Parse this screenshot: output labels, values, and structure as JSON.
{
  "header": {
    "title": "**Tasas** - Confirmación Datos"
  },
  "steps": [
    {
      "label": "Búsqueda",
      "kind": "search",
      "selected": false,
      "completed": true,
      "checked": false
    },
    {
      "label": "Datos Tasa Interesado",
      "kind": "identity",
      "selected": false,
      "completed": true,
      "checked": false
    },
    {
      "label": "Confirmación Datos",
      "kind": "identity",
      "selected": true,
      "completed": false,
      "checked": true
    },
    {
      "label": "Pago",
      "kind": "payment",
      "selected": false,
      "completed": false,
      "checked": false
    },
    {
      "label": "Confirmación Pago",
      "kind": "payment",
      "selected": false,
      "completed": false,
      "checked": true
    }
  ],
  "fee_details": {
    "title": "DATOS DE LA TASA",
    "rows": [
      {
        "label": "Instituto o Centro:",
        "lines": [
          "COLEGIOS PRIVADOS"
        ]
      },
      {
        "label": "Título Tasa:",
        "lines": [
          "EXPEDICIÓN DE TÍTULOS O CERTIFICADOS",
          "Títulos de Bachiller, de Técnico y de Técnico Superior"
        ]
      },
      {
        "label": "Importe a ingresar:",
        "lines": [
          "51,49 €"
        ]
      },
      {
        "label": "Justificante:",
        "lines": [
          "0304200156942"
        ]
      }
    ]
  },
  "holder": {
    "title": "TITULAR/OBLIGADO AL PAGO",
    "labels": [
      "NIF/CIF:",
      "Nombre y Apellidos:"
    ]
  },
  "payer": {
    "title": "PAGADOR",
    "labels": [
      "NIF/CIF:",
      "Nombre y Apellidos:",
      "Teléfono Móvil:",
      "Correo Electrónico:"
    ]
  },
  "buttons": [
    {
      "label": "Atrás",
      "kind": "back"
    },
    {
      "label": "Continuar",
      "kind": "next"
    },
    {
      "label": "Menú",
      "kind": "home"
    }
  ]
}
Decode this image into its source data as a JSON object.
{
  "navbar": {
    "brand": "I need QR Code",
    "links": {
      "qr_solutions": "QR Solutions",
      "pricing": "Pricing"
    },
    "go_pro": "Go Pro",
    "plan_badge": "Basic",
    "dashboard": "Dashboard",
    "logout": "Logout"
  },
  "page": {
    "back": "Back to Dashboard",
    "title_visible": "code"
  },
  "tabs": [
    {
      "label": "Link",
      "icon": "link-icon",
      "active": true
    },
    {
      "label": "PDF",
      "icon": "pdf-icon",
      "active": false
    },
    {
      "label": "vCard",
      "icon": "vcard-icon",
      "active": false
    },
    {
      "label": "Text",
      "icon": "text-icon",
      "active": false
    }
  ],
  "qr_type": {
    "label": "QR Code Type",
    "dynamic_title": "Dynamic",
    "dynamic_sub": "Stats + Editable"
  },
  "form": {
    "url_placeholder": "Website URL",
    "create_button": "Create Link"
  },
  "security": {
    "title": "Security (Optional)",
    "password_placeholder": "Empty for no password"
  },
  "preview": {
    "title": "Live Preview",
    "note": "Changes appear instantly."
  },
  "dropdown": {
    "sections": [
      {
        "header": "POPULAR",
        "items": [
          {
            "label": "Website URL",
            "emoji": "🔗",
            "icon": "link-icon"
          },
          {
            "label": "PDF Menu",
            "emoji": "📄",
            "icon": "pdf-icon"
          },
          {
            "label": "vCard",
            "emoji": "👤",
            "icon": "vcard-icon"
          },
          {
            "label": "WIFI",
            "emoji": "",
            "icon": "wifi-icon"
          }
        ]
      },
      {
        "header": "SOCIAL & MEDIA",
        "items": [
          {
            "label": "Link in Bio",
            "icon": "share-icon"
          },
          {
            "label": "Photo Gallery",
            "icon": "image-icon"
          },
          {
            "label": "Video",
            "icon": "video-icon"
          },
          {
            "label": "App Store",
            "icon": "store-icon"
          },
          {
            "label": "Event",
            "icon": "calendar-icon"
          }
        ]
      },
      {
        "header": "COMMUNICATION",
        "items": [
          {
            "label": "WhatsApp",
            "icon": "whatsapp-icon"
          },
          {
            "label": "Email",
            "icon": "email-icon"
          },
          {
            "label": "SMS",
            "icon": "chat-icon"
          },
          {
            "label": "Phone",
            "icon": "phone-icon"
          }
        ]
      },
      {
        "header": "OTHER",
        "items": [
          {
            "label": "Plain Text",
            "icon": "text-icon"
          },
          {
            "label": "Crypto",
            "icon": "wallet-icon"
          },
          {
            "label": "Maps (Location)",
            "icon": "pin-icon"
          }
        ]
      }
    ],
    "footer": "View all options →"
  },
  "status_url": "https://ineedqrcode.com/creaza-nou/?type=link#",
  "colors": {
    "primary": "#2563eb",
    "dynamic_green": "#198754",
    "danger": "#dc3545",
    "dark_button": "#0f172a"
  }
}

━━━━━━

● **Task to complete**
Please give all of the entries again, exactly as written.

● **Reply to the task**
Parse this screenshot: output labels, values, and structure as JSON.
{
  "header": {
    "title": "**Tasas** - Confirmación Datos"
  },
  "steps": [
    {
      "label": "Búsqueda",
      "kind": "search",
      "selected": false,
      "completed": true,
      "checked": false
    },
    {
      "label": "Datos Tasa Interesado",
      "kind": "identity",
      "selected": false,
      "completed": true,
      "checked": false
    },
    {
      "label": "Confirmación Datos",
      "kind": "identity",
      "selected": true,
      "completed": false,
      "checked": true
    },
    {
      "label": "Pago",
      "kind": "payment",
      "selected": false,
      "completed": false,
      "checked": false
    },
    {
      "label": "Confirmación Pago",
      "kind": "payment",
      "selected": false,
      "completed": false,
      "checked": true
    }
  ],
  "fee_details": {
    "title": "DATOS DE LA TASA",
    "rows": [
      {
        "label": "Instituto o Centro:",
        "lines": [
          "COLEGIOS PRIVADOS"
        ]
      },
      {
        "label": "Título Tasa:",
        "lines": [
          "EXPEDICIÓN DE TÍTULOS O CERTIFICADOS",
          "Títulos de Bachiller, de Técnico y de Técnico Superior"
        ]
      },
      {
        "label": "Importe a ingresar:",
        "lines": [
          "51,49 €"
        ]
      },
      {
        "label": "Justificante:",
        "lines": [
          "0304200156942"
        ]
      }
    ]
  },
  "holder": {
    "title": "TITULAR/OBLIGADO AL PAGO",
    "labels": [
      "NIF/CIF:",
      "Nombre y Apellidos:"
    ]
  },
  "payer": {
    "title": "PAGADOR",
    "labels": [
      "NIF/CIF:",
      "Nombre y Apellidos:",
      "Teléfono Móvil:",
      "Correo Electrónico:"
    ]
  },
  "buttons": [
    {
      "label": "Atrás",
      "kind": "back"
    },
    {
      "label": "Continuar",
      "kind": "next"
    },
    {
      "label": "Menú",
      "kind": "home"
    }
  ]
}
Decode this image into its source data as a JSON object.
{
  "navbar": {
    "brand": "I need QR Code",
    "links": {
      "qr_solutions": "QR Solutions",
      "pricing": "Pricing"
    },
    "go_pro": "Go Pro",
    "plan_badge": "Basic",
    "dashboard": "Dashboard",
    "logout": "Logout"
  },
  "page": {
    "back": "Back to Dashboard",
    "title_visible": "code"
  },
  "tabs": [
    {
      "label": "Link",
      "icon": "link-icon",
      "active": true
    },
    {
      "label": "PDF",
      "icon": "pdf-icon",
      "active": false
    },
    {
      "label": "vCard",
      "icon": "vcard-icon",
      "active": false
    },
    {
      "label": "Text",
      "icon": "text-icon",
      "active": false
    }
  ],
  "qr_type": {
    "label": "QR Code Type",
    "dynamic_title": "Dynamic",
    "dynamic_sub": "Stats + Editable"
  },
  "form": {
    "url_placeholder": "Website URL",
    "create_button": "Create Link"
  },
  "security": {
    "title": "Security (Optional)",
    "password_placeholder": "Empty for no password"
  },
  "preview": {
    "title": "Live Preview",
    "note": "Changes appear instantly."
  },
  "dropdown": {
    "sections": [
      {
        "header": "POPULAR",
        "items": [
          {
            "label": "Website URL",
            "emoji": "🔗",
            "icon": "link-icon"
          },
          {
            "label": "PDF Menu",
            "emoji": "📄",
            "icon": "pdf-icon"
          },
          {
            "label": "vCard",
            "emoji": "👤",
            "icon": "vcard-icon"
          },
          {
            "label": "WIFI",
            "emoji": "",
            "icon": "wifi-icon"
          }
        ]
      },
      {
        "header": "SOCIAL & MEDIA",
        "items": [
          {
            "label": "Link in Bio",
            "icon": "share-icon"
          },
          {
            "label": "Photo Gallery",
            "icon": "image-icon"
          },
          {
            "label": "Video",
            "icon": "video-icon"
          },
          {
            "label": "App Store",
            "icon": "store-icon"
          },
          {
            "label": "Event",
            "icon": "calendar-icon"
          }
        ]
      },
      {
        "header": "COMMUNICATION",
        "items": [
          {
            "label": "WhatsApp",
            "icon": "whatsapp-icon"
          },
          {
            "label": "Email",
            "icon": "email-icon"
          },
          {
            "label": "SMS",
            "icon": "chat-icon"
          },
          {
            "label": "Phone",
            "icon": "phone-icon"
          }
        ]
      },
      {
        "header": "OTHER",
        "items": [
          {
            "label": "Plain Text",
            "icon": "text-icon"
          },
          {
            "label": "Crypto",
            "icon": "wallet-icon"
          },
          {
            "label": "Maps (Location)",
            "icon": "pin-icon"
          }
        ]
      }
    ],
    "footer": "View all options →"
  },
  "status_url": "https://ineedqrcode.com/creaza-nou/?type=link#",
  "colors": {
    "primary": "#2563eb",
    "dynamic_green": "#198754",
    "danger": "#dc3545",
    "dark_button": "#0f172a"
  }
}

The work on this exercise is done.